Thomas Knapp
Facebook Meddles in the 2018 Midterm Elections
Muhammad Othman
Khashoggi and Demetracopoulos
Gerry Brown
Lies, Damn Lies & Statistics: How the US Weaponizes Them to Accuse  China of Debt Trap Diplomacy
Christian Ingo Lenz Dunker – Peter Lehman
The Brazilian Presidential Elections and “The Rules of The Game”
Robert Fisk
What a Forgotten Shipwreck in the Irish Sea Can Tell Us About Brexit
Martin Billheimer
Here Cochise Everywhere
David Swanson
Humanitarian Bombs
Dean Baker
The Federal Reserve is Not a Church
October 15, 2018
Rob Urie
Climate Crisis is Upon Us
Conn Hallinan
Syria’s Chessboard
Patrick Cockburn
The Saudi Atrocities in Yemen are a Worse Story Than the Disappearance of Jamal Khashoggi

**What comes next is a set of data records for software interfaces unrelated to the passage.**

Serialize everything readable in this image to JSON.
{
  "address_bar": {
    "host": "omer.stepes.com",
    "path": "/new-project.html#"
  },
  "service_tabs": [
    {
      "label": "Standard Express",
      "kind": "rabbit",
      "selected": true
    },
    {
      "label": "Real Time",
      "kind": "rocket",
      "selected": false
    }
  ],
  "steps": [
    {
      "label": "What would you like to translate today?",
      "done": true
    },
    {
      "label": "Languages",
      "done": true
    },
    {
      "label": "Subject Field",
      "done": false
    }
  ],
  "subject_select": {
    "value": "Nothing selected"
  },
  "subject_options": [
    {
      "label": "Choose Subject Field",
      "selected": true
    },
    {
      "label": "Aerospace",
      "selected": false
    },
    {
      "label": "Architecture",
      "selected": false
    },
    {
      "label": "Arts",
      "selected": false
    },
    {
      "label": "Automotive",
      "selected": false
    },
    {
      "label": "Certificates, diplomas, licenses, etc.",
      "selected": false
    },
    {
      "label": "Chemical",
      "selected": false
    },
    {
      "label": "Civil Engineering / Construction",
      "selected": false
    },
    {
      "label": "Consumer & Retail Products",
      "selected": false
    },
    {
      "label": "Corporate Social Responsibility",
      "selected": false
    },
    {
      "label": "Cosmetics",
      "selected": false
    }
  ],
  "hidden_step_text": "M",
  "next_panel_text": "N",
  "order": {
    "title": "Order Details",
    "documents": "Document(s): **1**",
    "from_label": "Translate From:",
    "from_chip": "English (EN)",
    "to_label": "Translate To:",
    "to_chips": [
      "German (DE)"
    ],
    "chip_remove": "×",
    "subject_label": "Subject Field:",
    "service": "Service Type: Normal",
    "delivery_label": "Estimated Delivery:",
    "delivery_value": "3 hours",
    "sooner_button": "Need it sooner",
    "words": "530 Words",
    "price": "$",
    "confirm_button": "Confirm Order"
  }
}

Sheldon Richman
Trump’s Middle East Delusions Persist
Justin T. McPhee
Uberrima Fides? Witness K, East Timor and the Economy of Espionage
Tom Gill
Spain’s Left Turn?
Jeff Cohen
Few Democrats Offer Alternatives to War-Weary Voters
Dean Baker
Corporate Debt Scares
Gary Leupp
The Khashoggi Affair and and the Anti-Iran Axis
Russell Mokhiber
Sarah Chayes Calls on West Virginians to Write In No More Manchins
Clark T. Scott
Acclimated Behaviorisms
Kary Love
Evolution of Religion
FacebookTwitterGoogle+RedditEmail